(Data records)
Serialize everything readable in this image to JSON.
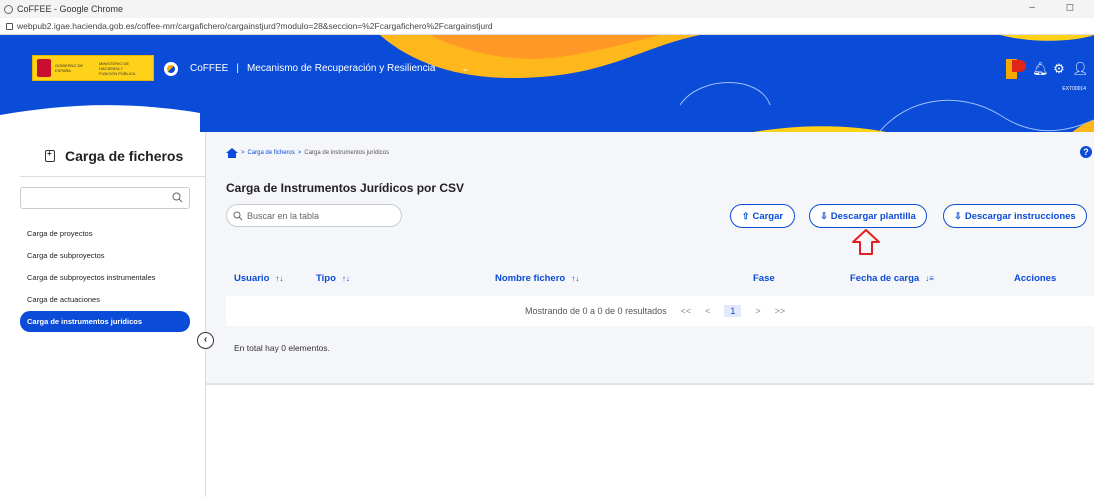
{
  "browser": {
    "window_title": "CoFFEE - Google Chrome",
    "url": "webpub2.igae.hacienda.gob.es/coffee-mrr/cargafichero/cargainstjurd?modulo=28&seccion=%2Fcargafichero%2Fcargainstjurd",
    "window_controls": "– ◻"
  },
  "header": {
    "gov_logo_text": "GOBIERNO DE ESPAÑA",
    "ministry_text": "MINISTERIO DE HACIENDA Y FUNCIÓN PÚBLICA",
    "app_name": "CoFFEE",
    "separator": "|",
    "module": "Mecanismo de Recuperación y Resiliencia",
    "user_code": "EXT00014",
    "accent": "#0a4bd8"
  },
  "sidebar": {
    "title": "Carga de ficheros",
    "items": [
      {
        "label": "Carga de proyectos"
      },
      {
        "label": "Carga de subproyectos"
      },
      {
        "label": "Carga de subproyectos instrumentales"
      },
      {
        "label": "Carga de actuaciones"
      },
      {
        "label": "Carga de instrumentos jurídicos",
        "active": true
      }
    ]
  },
  "breadcrumb": {
    "sep": ">",
    "level1": "Carga de ficheros",
    "current": "Carga de instrumentos jurídicos"
  },
  "main": {
    "title": "Carga de Instrumentos Jurídicos por CSV",
    "search_placeholder": "Buscar en la tabla",
    "buttons": {
      "upload": "Cargar",
      "download_template": "Descargar plantilla",
      "download_instructions": "Descargar instrucciones"
    },
    "table": {
      "columns": [
        "Usuario",
        "Tipo",
        "Nombre fichero",
        "Fase",
        "Fecha de carga",
        "Acciones"
      ],
      "pager": {
        "summary": "Mostrando de 0 a 0 de 0 resultados",
        "first": "<<",
        "prev": "<",
        "page": "1",
        "next": ">",
        "last": ">>"
      },
      "total": "En total hay 0 elementos."
    }
  }
}
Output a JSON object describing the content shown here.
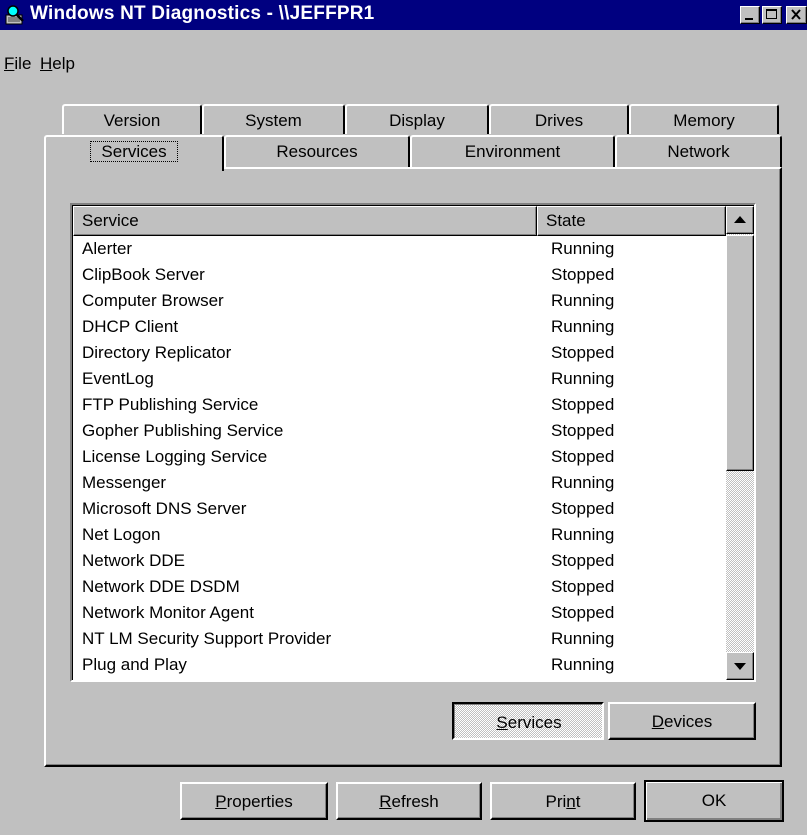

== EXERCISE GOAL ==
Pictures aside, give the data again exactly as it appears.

== SOLUTION FOR THIS TASK ==
Serialize everything readable in this image to JSON.
{
  "browser": {
    "window_title": "CoFFEE - Google Chrome",
    "url": "webpub2.igae.hacienda.gob.es/coffee-mrr/cargafichero/cargainstjurd?modulo=28&seccion=%2Fcargafichero%2Fcargainstjurd",
    "window_controls": "– ◻"
  },
  "header": {
    "gov_logo_text": "GOBIERNO DE ESPAÑA",
    "ministry_text": "MINISTERIO DE HACIENDA Y FUNCIÓN PÚBLICA",
    "app_name": "CoFFEE",
    "separator": "|",
    "module": "Mecanismo de Recuperación y Resiliencia",
    "user_code": "EXT00014",
    "accent": "#0a4bd8"
  },
  "sidebar": {
    "title": "Carga de ficheros",
    "items": [
      {
        "label": "Carga de proyectos"
      },
      {
        "label": "Carga de subproyectos"
      },
      {
        "label": "Carga de subproyectos instrumentales"
      },
      {
        "label": "Carga de actuaciones"
      },
      {
        "label": "Carga de instrumentos jurídicos",
        "active": true
      }
    ]
  },
  "breadcrumb": {
    "sep": ">",
    "level1": "Carga de ficheros",
    "current": "Carga de instrumentos jurídicos"
  },
  "main": {
    "title": "Carga de Instrumentos Jurídicos por CSV",
    "search_placeholder": "Buscar en la tabla",
    "buttons": {
      "upload": "Cargar",
      "download_template": "Descargar plantilla",
      "download_instructions": "Descargar instrucciones"
    },
    "table": {
      "columns": [
        "Usuario",
        "Tipo",
        "Nombre fichero",
        "Fase",
        "Fecha de carga",
        "Acciones"
      ],
      "pager": {
        "summary": "Mostrando de 0 a 0 de 0 resultados",
        "first": "<<",
        "prev": "<",
        "page": "1",
        "next": ">",
        "last": ">>"
      },
      "total": "En total hay 0 elementos."
    }
  }
}
Output a JSON object describing the content shown here.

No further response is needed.